New York City does not seem to be a very welcoming city. Certain people belong there, while the presence of others that fail to fit a certain stereotype are considered by a major media institution in the city as "jarringly out of place." Such was the portrayal by The New York Times of a conservative Christian institution of higher education that recently took up residence in the Empire State Building. The following is the lead of the article, which was printed Friday:
Out of the myriad and random tenants that fill the Empire State Building, there is one that seems both perfectly situated, yet jarringly out of place.
It is the King's College, an evangelical Christian school that is all but hidden in plain sight, occupying three of the building's floors -- two of them subterranean -- since 1999. On the one hand, it seems apt that a school claiming close adherence to God's word would occupy New York's tallest skyscraper.
On the other hand, most of the college's 258 students are politically and economically conservative, opposed to abortion and generally against gay marriage, drunkenness and premarital sex. The polar opposites, in other words, of the kind of boozing, godless, kick-up-your-heels, bed-hopping liberals that Manhattan supposedly draws.
Perhaps the NYT believes King's College should issue an apology to the city for failing to fall into the city's stereotypical liberal groovyness. But if you read the NYT's own blogs, you would find out that drunkenness is what has been out of fashion in NYC for like 10 years.
Nevertheless, based on previous reporting from Tmatt, King's College does not mind being considered out of the ordinary. In fact, they seem to welcome it:
"We love it when people mock us," said Oakes. "But we honestly believe that, if we keep doing what we do here, in about two decades people are going to be saying, 'Even though we don't agree with them, those King's people are interesting.' We want to make it hard for people to avoid us."
When the ever-snarky Washington Post style section wrote earlier this year about the college's move to NYC, Tmatt noted that they were crudely selective in telling its readers the names of the college's houses. Fortunately, the NYT expanded the list to show that the college does in fact admire people beyond Thatcher, Reagan and Churchill:
Clues about the college's philosophical underpinnings reveal themselves here and there. One bulletin board recently listed the activities of the various houses, the King's College version of sororities and fraternities. The houses are named after Christian and conservative heroes (Ronald Reagan, C. S. Lewis and Margaret Thatcher) and historical activists (Susan B. Anthony, Clara Barton and Sojourner Truth).
Unfortunately, the NYT fell into the same trap as the Post in failing to accurately describe the school's attitude and policies towards premarital sex:

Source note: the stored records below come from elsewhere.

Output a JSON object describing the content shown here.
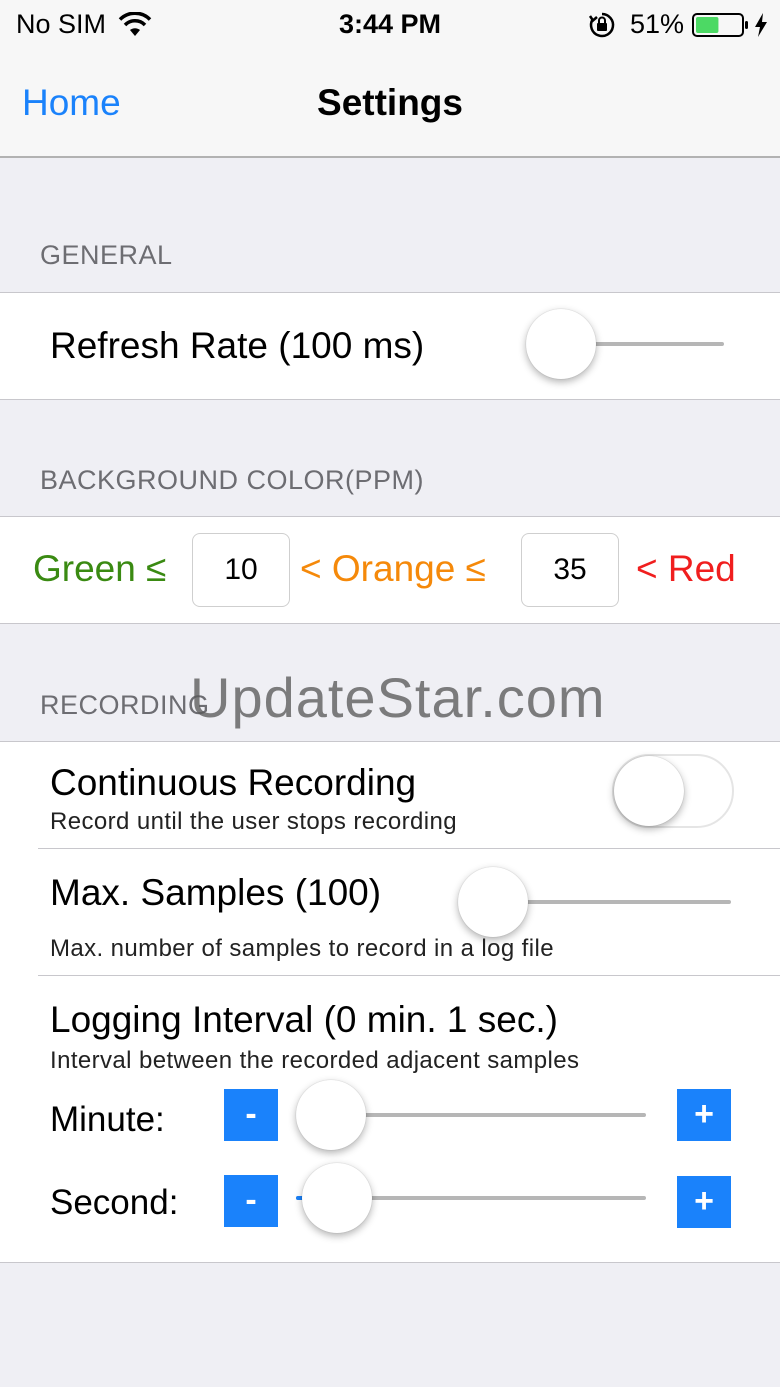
{
  "status_bar": {
    "carrier": "No SIM",
    "time": "3:44 PM",
    "battery_percent": "51%",
    "battery_level": 0.51,
    "battery_color": "#4cd964",
    "icons": [
      "wifi-icon",
      "rotation-lock-icon",
      "battery-icon",
      "charging-bolt-icon"
    ]
  },
  "nav": {
    "back_label": "Home",
    "title": "Settings",
    "tint_color": "#1a82fb"
  },
  "general": {
    "header": "GENERAL",
    "refresh_rate": {
      "label": "Refresh Rate (100 ms)",
      "slider_level": 0.0
    }
  },
  "background_color": {
    "header": "BACKGROUND COLOR(PPM)",
    "green_label": "Green ≤",
    "green_color": "#3a8a12",
    "green_threshold": "10",
    "orange_label": "< Orange ≤",
    "orange_color": "#f5890a",
    "orange_threshold": "35",
    "red_label": "< Red",
    "red_color": "#f01e1e"
  },
  "recording": {
    "header": "RECORDING",
    "continuous": {
      "label": "Continuous Recording",
      "sublabel": "Record until the user stops recording",
      "enabled": false
    },
    "max_samples": {
      "label": "Max. Samples (100)",
      "sublabel": "Max. number of samples to record in a log file",
      "slider_level": 0.0
    },
    "logging_interval": {
      "label": "Logging Interval (0 min. 1 sec.)",
      "sublabel": "Interval between the recorded adjacent samples",
      "minute_label": "Minute:",
      "minute_level": 0.0,
      "second_label": "Second:",
      "second_level": 0.02,
      "minus_label": "-",
      "plus_label": "+"
    }
  },
  "watermark": "UpdateStar.com"
}
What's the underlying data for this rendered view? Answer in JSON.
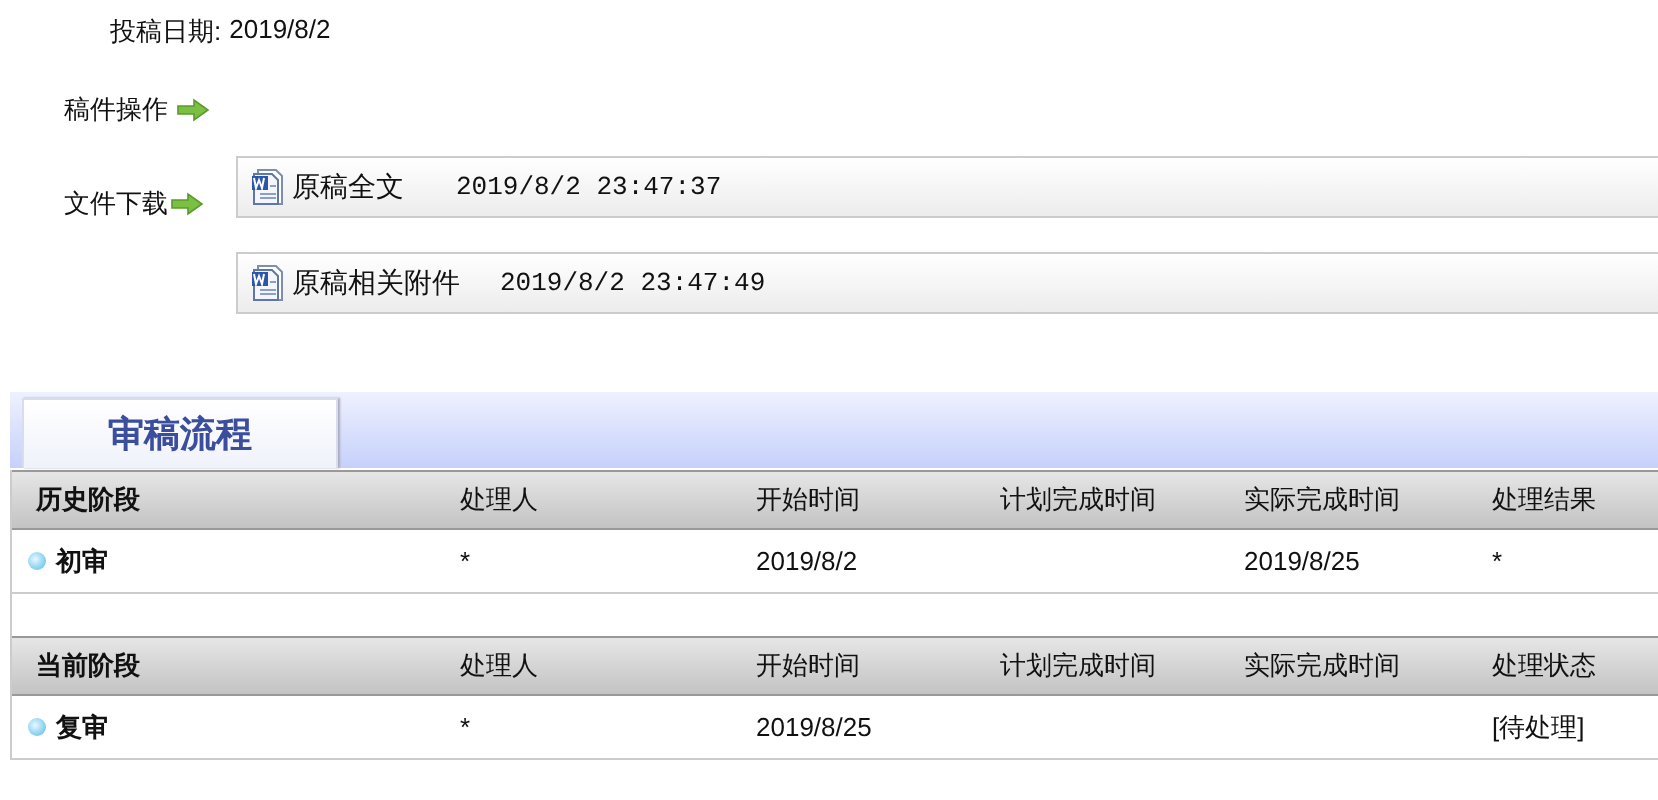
{
  "submission_date": {
    "label": "投稿日期:",
    "value": "2019/8/2"
  },
  "operations": {
    "label": "稿件操作"
  },
  "downloads": {
    "label": "文件下载",
    "files": [
      {
        "name": "原稿全文",
        "time": "2019/8/2 23:47:37"
      },
      {
        "name": "原稿相关附件",
        "time": "2019/8/2 23:47:49"
      }
    ]
  },
  "workflow": {
    "tabs": [
      {
        "label": "审稿流程",
        "selected": true
      }
    ],
    "sections": [
      {
        "columns": [
          "历史阶段",
          "处理人",
          "开始时间",
          "计划完成时间",
          "实际完成时间",
          "处理结果"
        ],
        "rows": [
          [
            "初审",
            "*",
            "2019/8/2",
            "",
            "2019/8/25",
            "*"
          ]
        ]
      },
      {
        "columns": [
          "当前阶段",
          "处理人",
          "开始时间",
          "计划完成时间",
          "实际完成时间",
          "处理状态"
        ],
        "rows": [
          [
            "复审",
            "*",
            "2019/8/25",
            "",
            "",
            "[待处理]"
          ]
        ]
      }
    ]
  }
}
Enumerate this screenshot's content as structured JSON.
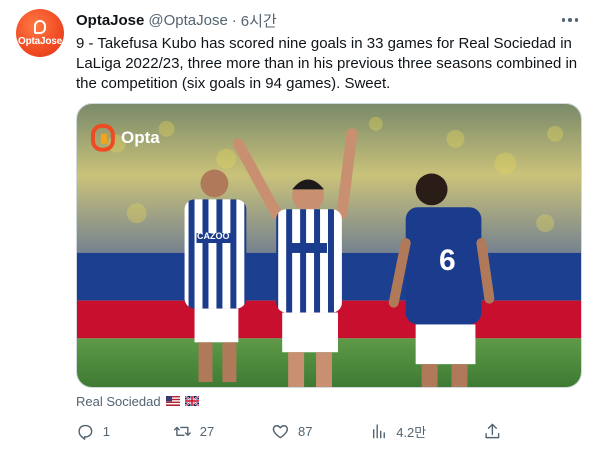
{
  "tweet": {
    "avatar_text": "OptaJose",
    "display_name": "OptaJose",
    "handle": "@OptaJose",
    "separator": "·",
    "time": "6시간",
    "text": "9 - Takefusa Kubo has scored nine goals in 33 games for Real Sociedad in LaLiga 2022/23, three more than in his previous three seasons combined in the competition (six goals in 94 games). Sweet."
  },
  "media": {
    "watermark": "Opta",
    "jersey_sponsor": "CAZOO",
    "jersey_number": "6"
  },
  "caption": {
    "text": "Real Sociedad",
    "flags": [
      "us-flag",
      "uk-flag"
    ]
  },
  "actions": {
    "reply": {
      "icon": "reply-icon",
      "count": "1"
    },
    "retweet": {
      "icon": "retweet-icon",
      "count": "27"
    },
    "like": {
      "icon": "heart-icon",
      "count": "87"
    },
    "views": {
      "icon": "views-icon",
      "count": "4.2만"
    },
    "share": {
      "icon": "share-icon",
      "count": ""
    }
  },
  "colors": {
    "text_primary": "#0f1419",
    "text_secondary": "#536471",
    "border": "#cfd9de",
    "opta_orange": "#f04a23",
    "sociedad_blue": "#1b3c8c"
  }
}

Unlike many other Christian schools, the King's College does not ban dancing, drinking, gambling, smoking or premarital sex. Still, with the exceptions of smoking and dancing, its students say they are far less likely to indulge in such pastimes than most other college students in town.
"One of the reasons we're not interested in getting drunk like 'typical' college students is because our faith teaches us that being responsible, and in some cases abstaining from those things, offers the most fulfilling life," Jonathan Seidl, 21, a senior from Manitowoc, Wis., wrote in an e-mail message. The same applied, several students said, to premarital sex.
So now premarital sex is considered a college pastime along with gambling, smoking, drinking and dancing? Someone notify Tom Wolfe that his perception of undergraduate life is now in the mainstream news, and for some students sex before marriage is just a way to pass time when they should be studying or doing something to benefit the world.
As Tmatt reported in his column, the school require students to pledge to follow the requirements of an honor code supported by a handbook that "precludes premarital and extramarital intercourse, homosexual practice and other forms of sexual behavior incompatible with biblical admonitions."
The honor code requirements at Christian schools do not seem to catch-on with journalists. While journalists tend to be rightly or wrongly fascinated with rules regarding sexual practices in institutions of higher learning, they should probably expect schools founded on traditional Christian principles to in one way or another forbid, prohibit or do something a lot more significant than simply discourage premarital sex between their students.
Overall, however, the NYT coverage was not that off and ultimately presents a fairly nuanced view of what King's College is doing in NYC. One has to wonder though how they ended up covering this story nearly an entire year behind their competitors the Post in Washington, D.C.
Image of the Empire State Building from Broadway used under a Creative Commons Attribution-ShareAlike 3.0 License.